The grant, announced Thursday, will go toward training about ACEs for MediCal providers in Alameda and Contra Costa counties, according to a press release. Help Me Grow, a First 5 Alameda County program, will continue partnering with local health care providers to help them and their staff understand the connection between trauma and child development, in order to expand trauma-informed care in the area, according to Loren Farrar, senior administrator of Help Me Grow.

“Help Me Grow in Alameda County has a long history of partnering with health care providers in the community,” Farrar said. “It was a natural evolution of our work for our providers to also do ACEs screening in addition to the screenings we already do.”
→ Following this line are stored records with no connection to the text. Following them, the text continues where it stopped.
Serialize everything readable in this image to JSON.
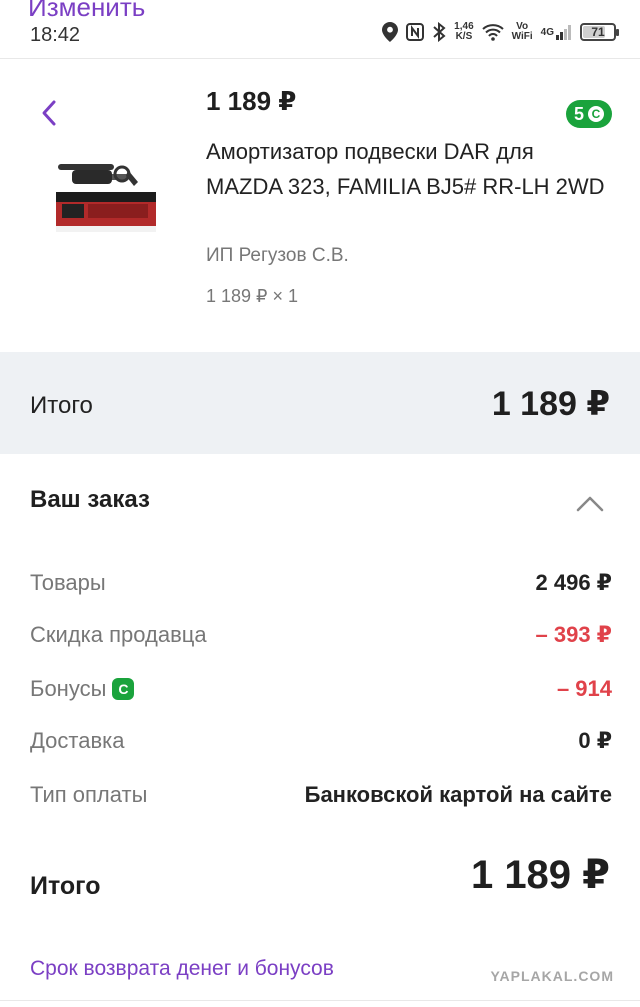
{
  "top_cut_label": "Изменить",
  "status_bar": {
    "time": "18:42",
    "speed_value": "1,46",
    "speed_unit": "K/S",
    "wifi_label_1": "Vo",
    "wifi_label_2": "WiFi",
    "signal_label": "4G",
    "battery": "71"
  },
  "product": {
    "price": "1 189 ₽",
    "bonus_badge": "5",
    "title": "Амортизатор подвески DAR для MAZDA 323, FAMILIA BJ5# RR-LH 2WD",
    "seller": "ИП Регузов С.В.",
    "quantity_line": "1 189 ₽ × 1"
  },
  "total_band": {
    "label": "Итого",
    "value": "1 189 ₽"
  },
  "order": {
    "title": "Ваш заказ",
    "rows": [
      {
        "label": "Товары",
        "value": "2 496 ₽"
      },
      {
        "label": "Скидка продавца",
        "value": "– 393 ₽"
      },
      {
        "label": "Бонусы",
        "value": "– 914"
      },
      {
        "label": "Доставка",
        "value": "0 ₽"
      },
      {
        "label": "Тип оплаты",
        "value": "Банковской картой на сайте"
      }
    ],
    "total_label": "Итого",
    "total_value": "1 189 ₽"
  },
  "refund_link": "Срок возврата денег и бонусов",
  "watermark": "YAPLAKAL.COM",
  "colors": {
    "accent": "#7b3fc4",
    "bonus_green": "#1aa33c",
    "discount_red": "#e0424a",
    "band_bg": "#eef1f4"
  }
}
The term ACEs is used to describe 10 categories of adversities children may experience by the age of 18, including family violence, physical abuse, parental separation, emotional neglect and mental illness in the family, among others, according to the ACEs Aware website.

A large study that the Centers for Disease Control and Prevention and Kaiser Permanente conducted from 1995 to 1997 showed exposure to ACEs could correlate to many negative physical and mental health outcomes, according to UC Berkeley psychology professor Stephen Hinshaw.

Psychologists, however, are still unsure how exactly certain ACEs interact together with other risks and factors, and thus cannot predict such outcomes precisely, Hinshaw said in an email.

In the first five years of life, 95% of a child’s brain develops, according to First 5 Alameda County spokesperson Erika Kuempel. Because of this development, Kuempel added, children that age are very vulnerable to disruption in their lives.

“We’re hoping that our most vulnerable children are adequately screened early for trauma,” Farrar said. “Our goal is, ultimately, that we’re positioning them for better health and success throughout their lifetime.”

Provider training will utilize the Pediatric ACEs Screening and Related Life Events Screener, a state-recommended ACEs training tool for children, according to Farrar.

Help Me Grow will reach between 300 and 400 providers within about 25 practices for the program, Farrar said. The screening and care “really requires everyone,” from front office staff to doctors themselves, to understand ACEs, according to Farrar.

Working with health care providers will raise awareness about how ACEs can influence a child’s long-term outcomes, according to Kuempel.

“We know that children in our county are dealing with trauma,” Kuempel said. “We hope that this is really going to bolster the system of care for children and especially around this practice of trauma-informed care.”

Contact Vani Suresh at [email protected] and follow her on Twitter at @vanisuresh_.